***** Supplied data *****
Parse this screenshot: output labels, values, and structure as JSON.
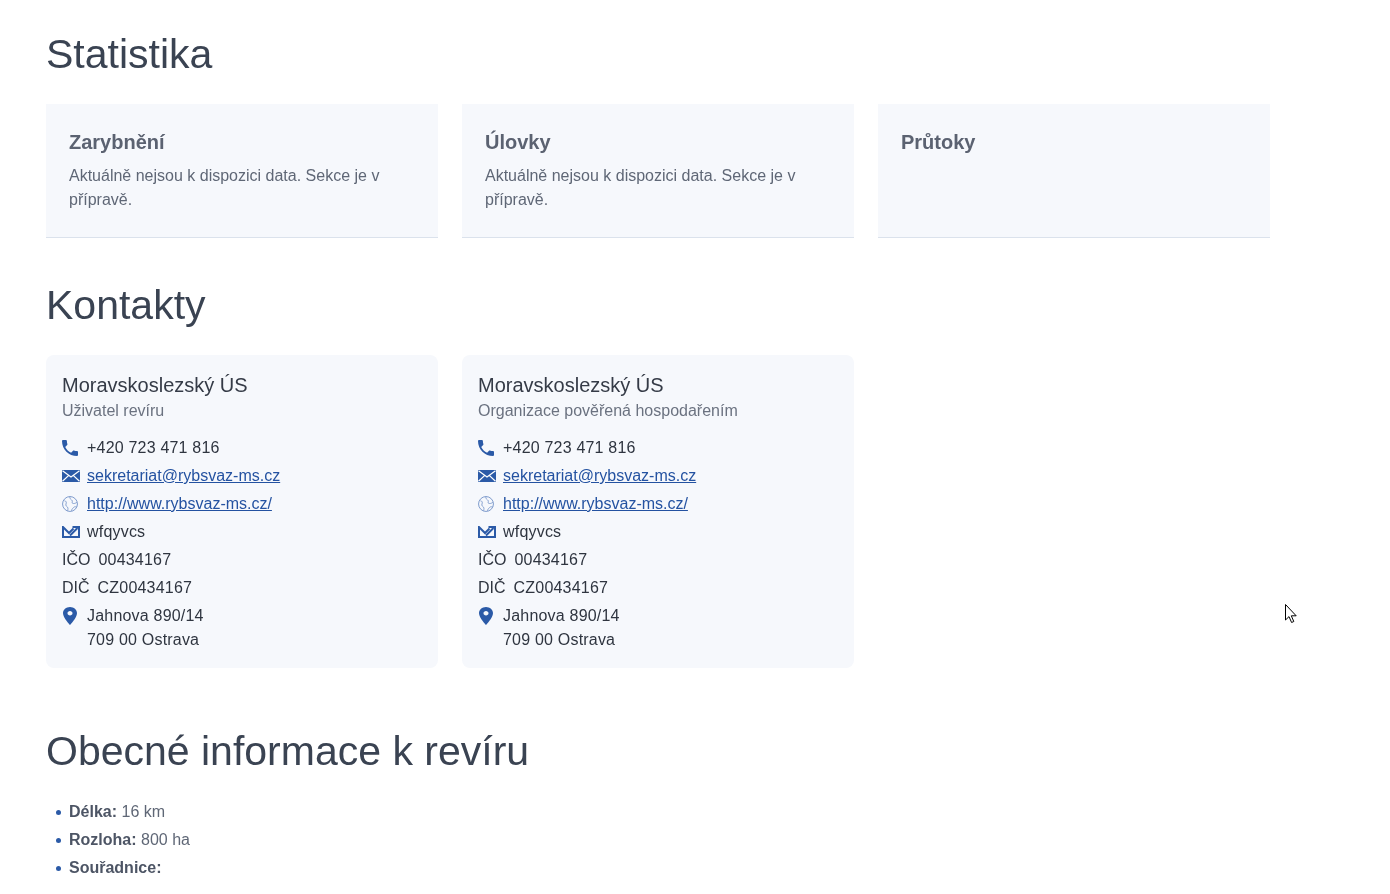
{
  "statistics": {
    "heading": "Statistika",
    "cards": [
      {
        "title": "Zarybnění",
        "text": "Aktuálně nejsou k dispozici data. Sekce je v přípravě."
      },
      {
        "title": "Úlovky",
        "text": "Aktuálně nejsou k dispozici data. Sekce je v přípravě."
      },
      {
        "title": "Průtoky"
      }
    ]
  },
  "contacts": {
    "heading": "Kontakty",
    "cards": [
      {
        "name": "Moravskoslezský ÚS",
        "role": "Uživatel revíru",
        "phone": "+420 723 471 816",
        "email": "sekretariat@rybsvaz-ms.cz",
        "website": "http://www.rybsvaz-ms.cz/",
        "data_box": "wfqyvcs",
        "ico": {
          "label": "IČO",
          "value": "00434167"
        },
        "dic": {
          "label": "DIČ",
          "value": "CZ00434167"
        },
        "address": [
          "Jahnova 890/14",
          "709 00 Ostrava"
        ]
      },
      {
        "name": "Moravskoslezský ÚS",
        "role": "Organizace pověřená hospodařením",
        "phone": "+420 723 471 816",
        "email": "sekretariat@rybsvaz-ms.cz",
        "website": "http://www.rybsvaz-ms.cz/",
        "data_box": "wfqyvcs",
        "ico": {
          "label": "IČO",
          "value": "00434167"
        },
        "dic": {
          "label": "DIČ",
          "value": "CZ00434167"
        },
        "address": [
          "Jahnova 890/14",
          "709 00 Ostrava"
        ]
      }
    ]
  },
  "general_info": {
    "heading": "Obecné informace k revíru",
    "items": [
      {
        "label": "Délka:",
        "value": "16 km"
      },
      {
        "label": "Rozloha:",
        "value": "800 ha"
      },
      {
        "label": "Souřadnice:"
      }
    ]
  }
}
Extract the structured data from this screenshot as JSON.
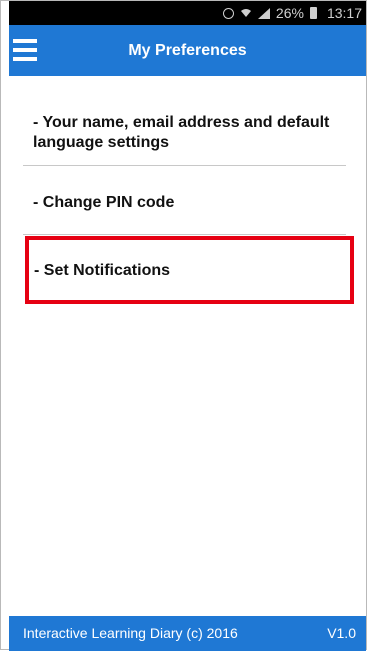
{
  "status_bar": {
    "battery_percent": "26%",
    "time": "13:17",
    "icons": [
      "alarm-icon",
      "wifi-icon",
      "signal-icon",
      "battery-icon"
    ]
  },
  "header": {
    "title": "My Preferences",
    "menu_icon": "hamburger-menu-icon"
  },
  "preferences": {
    "items": [
      {
        "label": "- Your name, email address and default language settings"
      },
      {
        "label": "- Change PIN code"
      },
      {
        "label": "- Set Notifications"
      }
    ]
  },
  "footer": {
    "app_label": "Interactive Learning Diary (c) 2016",
    "version": "V1.0"
  },
  "colors": {
    "accent": "#1f78d4",
    "highlight": "#e60012"
  }
}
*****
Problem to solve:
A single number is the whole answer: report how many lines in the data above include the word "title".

Written reply:
4